**Exercise directions**
Repeat the data as given. Images do not go in the copy.

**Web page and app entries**
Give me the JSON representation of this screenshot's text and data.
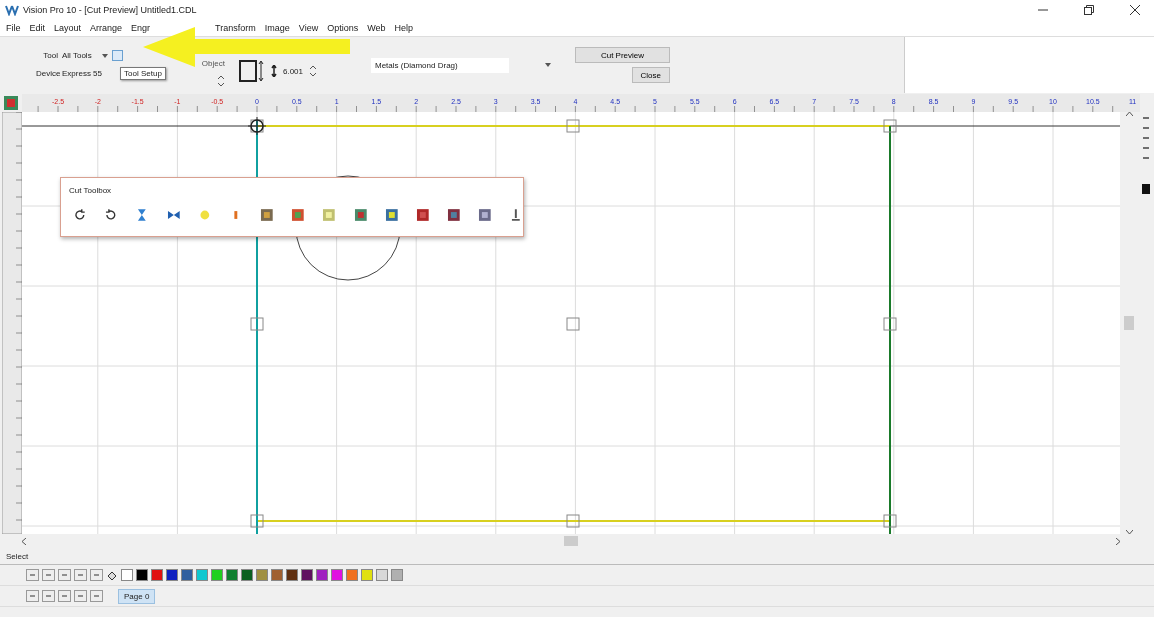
{
  "window": {
    "title": "Vision Pro 10 - [Cut Preview] Untitled1.CDL"
  },
  "menu": [
    "File",
    "Edit",
    "Layout",
    "Arrange",
    "Engr",
    "Transform",
    "Image",
    "View",
    "Options",
    "Web",
    "Help"
  ],
  "toolbar": {
    "tool_label": "Tool",
    "tool_value": "All Tools",
    "device_label": "Device",
    "device_value": "Express 55",
    "tooltip": "Tool Setup",
    "object_label": "Object",
    "height_value": "6.001",
    "material": "Metals (Diamond Drag)",
    "buttons": [
      "Cut Preview",
      "Close"
    ]
  },
  "ruler": {
    "labels": [
      "-2.5",
      "-2",
      "-1.5",
      "-1",
      "-0.5",
      "0",
      "0.5",
      "1",
      "1.5",
      "2",
      "2.5",
      "3",
      "3.5",
      "4",
      "4.5",
      "5",
      "5.5",
      "6",
      "6.5",
      "7",
      "7.5",
      "8",
      "8.5",
      "9",
      "9.5",
      "10",
      "10.5",
      "11"
    ]
  },
  "toolbox": {
    "title": "Cut Toolbox"
  },
  "status_bar": {
    "text": "Select"
  },
  "palette": [
    {
      "color": "#ffffff"
    },
    {
      "color": "#000000"
    },
    {
      "color": "#e01010"
    },
    {
      "color": "#1020c0"
    },
    {
      "color": "#2f5f9f"
    },
    {
      "color": "#10c8d0"
    },
    {
      "color": "#20d020"
    },
    {
      "color": "#108030"
    },
    {
      "color": "#0a6020"
    },
    {
      "color": "#a09040"
    },
    {
      "color": "#a06030"
    },
    {
      "color": "#603010"
    },
    {
      "color": "#601060"
    },
    {
      "color": "#a020c0"
    },
    {
      "color": "#e010e0"
    },
    {
      "color": "#f07020"
    },
    {
      "color": "#e0e010"
    },
    {
      "color": "#d8d8d8"
    },
    {
      "color": "#b0b0b0"
    }
  ],
  "pages": [
    {
      "label": "Page 0",
      "selected": true
    }
  ]
}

**Expected output**
Give me the JSON representation of this screenshot's text and data.
{
  "window": {
    "title": "Vision Pro 10 - [Cut Preview] Untitled1.CDL"
  },
  "menu": [
    "File",
    "Edit",
    "Layout",
    "Arrange",
    "Engr",
    "Transform",
    "Image",
    "View",
    "Options",
    "Web",
    "Help"
  ],
  "toolbar": {
    "tool_label": "Tool",
    "tool_value": "All Tools",
    "device_label": "Device",
    "device_value": "Express 55",
    "tooltip": "Tool Setup",
    "object_label": "Object",
    "height_value": "6.001",
    "material": "Metals (Diamond Drag)",
    "buttons": [
      "Cut Preview",
      "Close"
    ]
  },
  "ruler": {
    "labels": [
      "-2.5",
      "-2",
      "-1.5",
      "-1",
      "-0.5",
      "0",
      "0.5",
      "1",
      "1.5",
      "2",
      "2.5",
      "3",
      "3.5",
      "4",
      "4.5",
      "5",
      "5.5",
      "6",
      "6.5",
      "7",
      "7.5",
      "8",
      "8.5",
      "9",
      "9.5",
      "10",
      "10.5",
      "11"
    ]
  },
  "toolbox": {
    "title": "Cut Toolbox"
  },
  "status_bar": {
    "text": "Select"
  },
  "palette": [
    {
      "color": "#ffffff"
    },
    {
      "color": "#000000"
    },
    {
      "color": "#e01010"
    },
    {
      "color": "#1020c0"
    },
    {
      "color": "#2f5f9f"
    },
    {
      "color": "#10c8d0"
    },
    {
      "color": "#20d020"
    },
    {
      "color": "#108030"
    },
    {
      "color": "#0a6020"
    },
    {
      "color": "#a09040"
    },
    {
      "color": "#a06030"
    },
    {
      "color": "#603010"
    },
    {
      "color": "#601060"
    },
    {
      "color": "#a020c0"
    },
    {
      "color": "#e010e0"
    },
    {
      "color": "#f07020"
    },
    {
      "color": "#e0e010"
    },
    {
      "color": "#d8d8d8"
    },
    {
      "color": "#b0b0b0"
    }
  ],
  "pages": [
    {
      "label": "Page 0",
      "selected": true
    }
  ]
}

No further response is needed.